He said the issues are the need to begin consultations on the type of agreement to succeed the Cotonou Agreement when it concludes in 2020 and resettlement of Pacific Islands’ people as a result of sea-level rise.

The Cotonou Agreement is a treaty between the EU and the African, Caribbean and Pacific (ACP) Group of States. It is the most comprehensive partnership agreement between developing countries and the EU. It has been the framework for EU’s relationship with the 79 ACP Member States.

“We know that one key partnership agreement with a key partner in the region will come to end in 2020. By this, I mean the EU-ACP Development Cooperation Agreement, which is commonly known as the Cotonou Agreement.

“Whilst we do have historical ties with the EU, the recent referendum in England (Brexit) may perhaps be the canary in the coal mine that infers that such historical relationships cannot be the sole rationale for such partnerships.

“We need to take the initiative to begin discussion on the platform of the PIDF and determine the type of partnership we wish to foster with EU upon the conclusion of the Cotonou Agreement.”

The new PIDF Chair added that, “I would like to see the PIDF provide leadership in the consultations as we engage ourselves in the mainstream of climate change mitigation and adaptation.”

On the issue of resettlement of Pacific Islands people affected by sea-level rise, the PIDF Chair said, “This issue cannot be dealt with solely at the programme level within the many regional bodies that are present with us today.

“Neither can it be reworked by our respective national agencies.
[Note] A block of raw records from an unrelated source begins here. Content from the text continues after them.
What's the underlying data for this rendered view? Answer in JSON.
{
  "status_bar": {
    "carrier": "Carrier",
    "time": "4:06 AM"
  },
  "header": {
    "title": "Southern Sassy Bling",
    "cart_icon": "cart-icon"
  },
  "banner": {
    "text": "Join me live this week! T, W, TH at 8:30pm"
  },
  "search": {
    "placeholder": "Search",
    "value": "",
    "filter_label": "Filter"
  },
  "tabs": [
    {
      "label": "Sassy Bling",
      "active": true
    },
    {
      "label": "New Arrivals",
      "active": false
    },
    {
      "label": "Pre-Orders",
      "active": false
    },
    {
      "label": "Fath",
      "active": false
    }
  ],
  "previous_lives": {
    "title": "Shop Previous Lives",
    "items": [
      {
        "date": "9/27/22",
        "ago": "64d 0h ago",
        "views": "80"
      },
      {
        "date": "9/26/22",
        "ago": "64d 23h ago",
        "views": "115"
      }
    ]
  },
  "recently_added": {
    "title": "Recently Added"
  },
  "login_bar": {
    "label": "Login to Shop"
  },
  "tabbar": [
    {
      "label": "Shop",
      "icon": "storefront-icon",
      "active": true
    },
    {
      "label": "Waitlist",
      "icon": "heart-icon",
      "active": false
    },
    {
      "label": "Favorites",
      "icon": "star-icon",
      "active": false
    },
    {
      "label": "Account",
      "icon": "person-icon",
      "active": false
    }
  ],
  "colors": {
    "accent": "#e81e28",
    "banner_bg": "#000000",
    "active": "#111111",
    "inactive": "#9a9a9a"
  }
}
In my view, the issue of the adverse effects of climate change needs political will and concerted leadership.

“The PIDF is uniquely placed to offer this space political and concerted leadership. The nexus between political commitment, concerted leadership technical know-how and innovative solution is present within the PIDF.

“This mix can be blended and brought together to deal with this pressing issue of climate change.”

The PIDF Chair further added that he had observed that development partners, particularly UNESCAP (United Nations Economic and Social for Asia and the Pacific) and the EU have made genuine progress on the issue of climate change and the PIDF must ride on the bandwagon of their partnership in this strategic approach.

“We need to be strategic and give political impetus to climate change and post-Cotonou discussions.

“I am convinced that if we can come together as a region to address the resettlement of our peoples, we will show the world that we are part of the global solution and not merely victims of the inactions of developed countries.

“Let us build on our Suva Declaration on Climate Change and consider how we might improve on mechanisms and linkages that will reduce the risks that we are facing now and beyond.

“As your new Chair for PIDF, I am confident that our actions and decisions will result in a stronger and more effective Pacific Islands Development Forum.”